The past decade has elevated the urgent need for police reform, brought to the forefront by high-profile police killings and movements like #BlackLivesMatter.
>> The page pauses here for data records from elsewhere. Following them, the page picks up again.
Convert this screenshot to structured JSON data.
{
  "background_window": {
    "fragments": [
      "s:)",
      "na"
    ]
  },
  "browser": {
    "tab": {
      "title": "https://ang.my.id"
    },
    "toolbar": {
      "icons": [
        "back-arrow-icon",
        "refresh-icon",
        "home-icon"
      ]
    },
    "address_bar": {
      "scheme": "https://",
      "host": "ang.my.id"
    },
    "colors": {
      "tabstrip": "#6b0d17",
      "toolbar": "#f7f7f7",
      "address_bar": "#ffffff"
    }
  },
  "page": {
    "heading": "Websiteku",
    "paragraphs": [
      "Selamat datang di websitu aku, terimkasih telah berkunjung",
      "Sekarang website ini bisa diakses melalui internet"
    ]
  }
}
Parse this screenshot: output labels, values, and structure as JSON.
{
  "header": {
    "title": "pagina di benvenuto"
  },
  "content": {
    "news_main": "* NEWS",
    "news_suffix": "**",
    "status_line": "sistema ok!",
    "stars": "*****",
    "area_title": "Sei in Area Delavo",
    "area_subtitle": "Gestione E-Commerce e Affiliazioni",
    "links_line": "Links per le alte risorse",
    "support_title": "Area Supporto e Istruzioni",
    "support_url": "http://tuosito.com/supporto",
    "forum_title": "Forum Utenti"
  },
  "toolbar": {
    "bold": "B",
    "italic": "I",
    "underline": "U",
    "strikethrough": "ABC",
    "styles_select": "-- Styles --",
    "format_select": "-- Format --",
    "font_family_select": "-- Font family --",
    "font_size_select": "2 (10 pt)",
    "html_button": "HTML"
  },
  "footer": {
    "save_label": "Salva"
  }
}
To better understand conceptions of public safety and support the growing public interest in criminal justice reform, the USC Price Center for Social Innovation partnered with Microsoft and the USC Safe Communities Institute to launch the NDSC Criminal Justice Data Initiative in the spring of 2019. The project featured three main components —
● A community engagement process that included stakeholder convenings and listening sessions to understand how law enforcement and community representatives think about public safety and use data in their work
● Public safety data collection, aggregation and dissemination at the neighborhood level, and
● Storytelling that pairs data analysis with narrative-based insights into public safety trends across Los Angeles County neighborhoods
This report provides an overview of the project strategy along with key findings from analysis of listening sessions and public safety data, including arrests, stops by police, and calls for service.